"I didn't go to the school of criminology or the Harvard School of Business to find the best manager. I was looking for someone who was a healer, somebody who was honest, had enormous integrity, and worked hard," Flynn said in a Monitor interview. "[Roache] helped to shape a real positive image, reputation of Boston police officers."
Roache successfully fought police corrupton, eased racial tensions, and reduced crime, then at a six-year low, Flynn said publicly. Homocides had fallen 22.6 percent in 1991; rapes and attempted rapes, 11 percent.
Roache's strengths also lie in his character, relationship with neighborhoods, and success fighting drugs, not his supervision of an almost 2,000-member force, community leaders say.
"He brought decency, commitment. But the question is management," says Samuel Tyler, executive director of the Boston Municipal Research Bureau. "His approach is hands-on personal management, rather than thinking about overall management incentives," Mr. Hartman adds.
As the St. Clair report advised, Roache created a Community Appeals Board to check the Internal Affairs Division, the department's means of policing itself. The division had come under fire by St. Clair. Roache also doubled the size of the division and replaced the legal advisers' office - which had lost some 60 percent of cases brought against errant officers.
Roache also adopted the report's call for neighborhood policing, a plan that had been in the works since 1985. It won't be fully operational until 300 patrolmen can be hired, Mr. Bratton says. In fact, no officers have joined up since 1991 because of the tight budget. The proposed 1984 budget, though, contains $2 million for 100 officers, and full computerization could free up more officers for patrols.
Attrition, meanwhile, results in more overtime and up to 96 fewer officers a year, the Boston Finance Commission reports. This is why some officers believe 500 more are needed.
As riots broke out in Los Angeles after the 1992 Rodney King trial, Boston remained peaceful. "Roache and Flynn knew to reach out to black community leaders to say: `We'll work with you,' " says Jack McDevitt, associate director of Northeastern University's Center for Applied Social Research and St. Clair panel researcher.
On an ominous note, however, a judge in May 1992 issued an injunction against 13 officers individually for either using excessive force or not reporting its use by others after they were found guilty of having done so during an incident four years earlier. Now under appeal, the injunction may be the nation's first, says Hubert Williams, Police Foundation president. "It's certainly going to be an interesting situation to watch," he says.

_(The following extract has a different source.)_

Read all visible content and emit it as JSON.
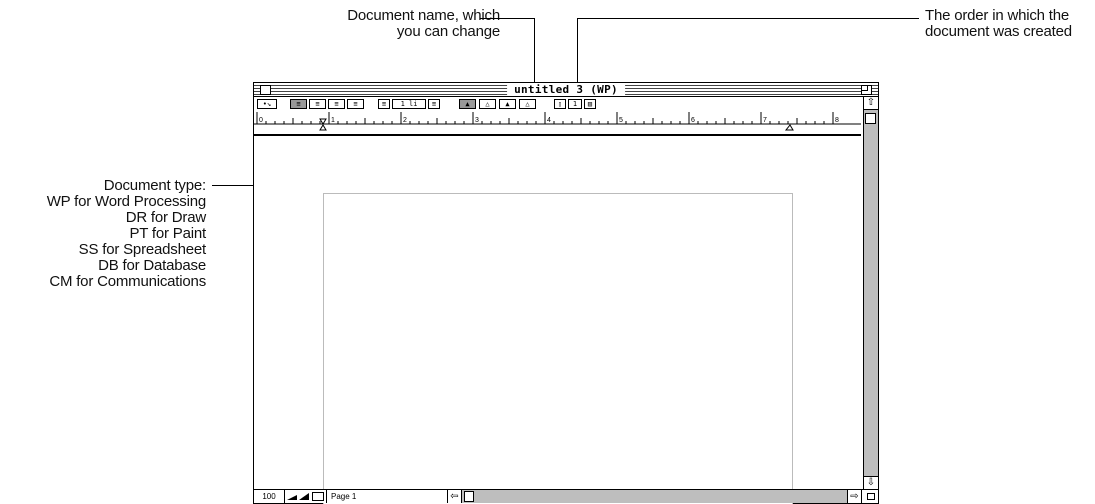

Last month, racial tensions led to a South Boston High School brawl some compared to incidents during school desegregation and busing in the mid-1970s.
The department has also taken flak for other areas, among them:
* Deployment. The Boston Globe reported that in 1991 29 percent of patrols, not including special units, worked an area where 40 percent of violent crime occurred. City Councilor Charles Yancey calls this "unsafe."
* Racial disparities. Statistics show that 55 percent of officers fired or suspended from January 1988-July 1991 were minorities, who make up 25 percent of the force.
* Problem officers. Abuse claims rose in the 1980s while the number of claims deemed valid by the department fell, statistics show. Recently, 71 problem officers were identified.
* No contract, raises. It has been three and four years, respectively, since the force had them. The proposed budget contains a 2 percent raise.
Nevertheless, Roache, like Flynn, is popular with the public. Nearly half of those polled by KRC Communications in March like him; two-thirds call his performance average to excellent. Almost 90 percent know his name, ahead of those running for mayor. As Roache puts it: "I was there. I play on Sunday like the NFL. Everybody else plays Monday."